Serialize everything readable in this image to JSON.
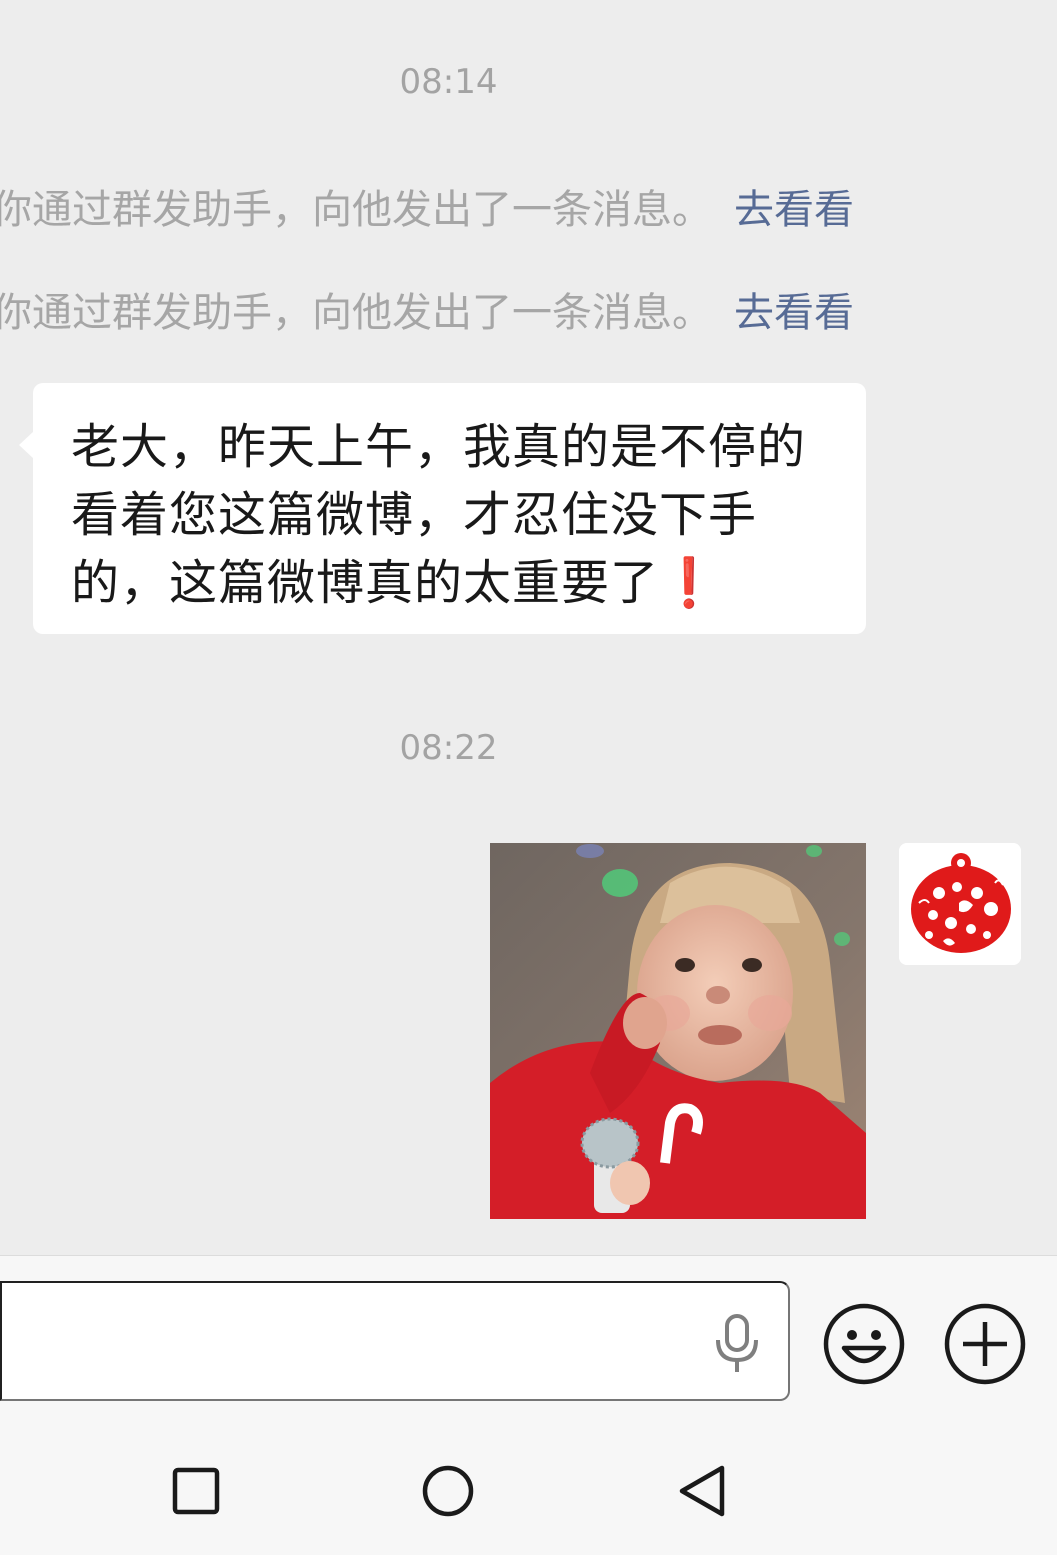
{
  "chat": {
    "time1": "08:14",
    "system_messages": [
      {
        "text": "你通过群发助手，向他发出了一条消息。",
        "link": "去看看"
      },
      {
        "text": "你通过群发助手，向他发出了一条消息。",
        "link": "去看看"
      }
    ],
    "incoming_message": {
      "text": "老大，昨天上午，我真的是不停的看着您这篇微博，才忍住没下手的，这篇微博真的太重要了",
      "emoji": "❗"
    },
    "time2": "08:22",
    "outgoing_sticker": {
      "subject": "sticker-girl-with-microphone"
    },
    "avatar": {
      "style": "red-papercut"
    }
  },
  "input_bar": {
    "value": "",
    "voice_icon": "microphone-icon",
    "emoji_icon": "smiley-icon",
    "more_icon": "plus-circle-icon"
  },
  "nav": {
    "recent_icon": "square-icon",
    "home_icon": "circle-icon",
    "back_icon": "triangle-back-icon"
  },
  "colors": {
    "chat_bg": "#ededed",
    "bubble": "#ffffff",
    "link": "#576b95",
    "timestamp": "#a3a3a3"
  }
}
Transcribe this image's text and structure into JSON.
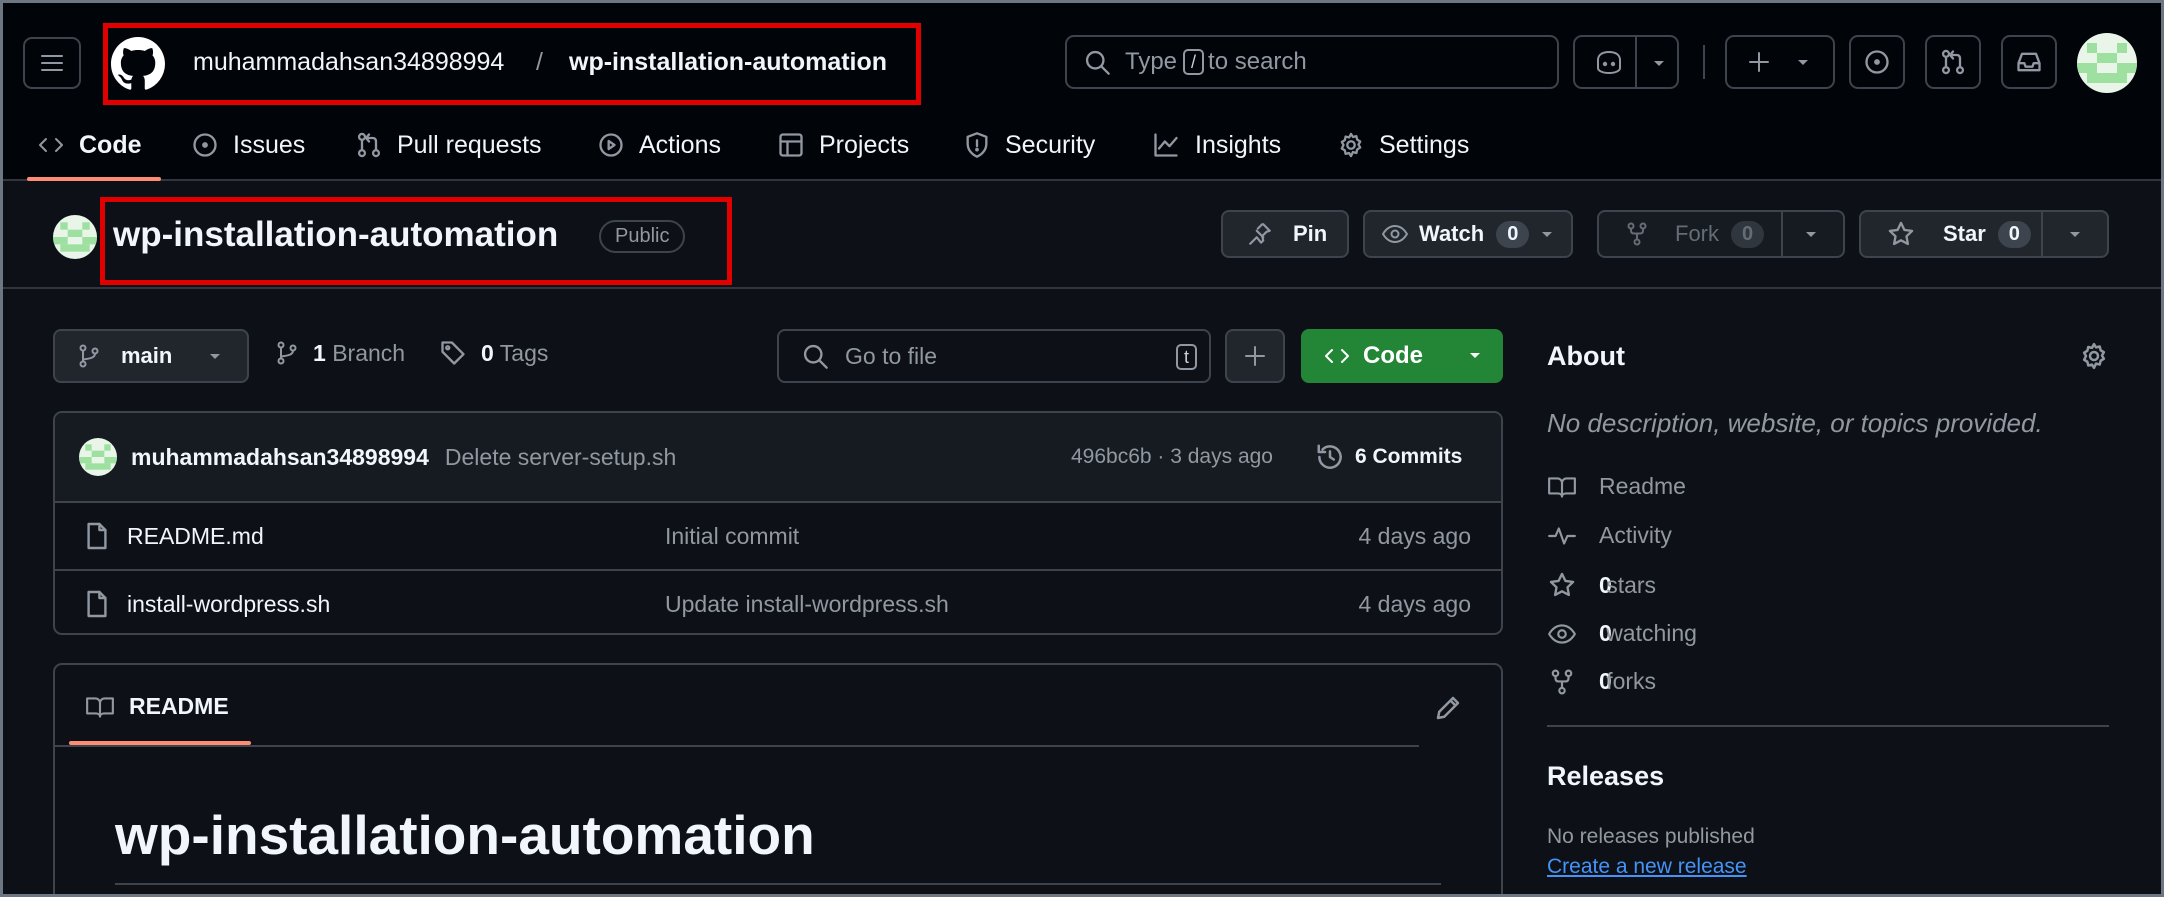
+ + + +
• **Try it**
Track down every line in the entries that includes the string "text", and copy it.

• **Exercise response**
        "text": "你通过群发助手，向他发出了一条消息。",
        "text": "你通过群发助手，向他发出了一条消息。",
      "text": "老大，昨天上午，我真的是不停的看着您这篇微博，才忍住没下手的，这篇微博真的太重要了",
Transcribe this image's text and structure into JSON.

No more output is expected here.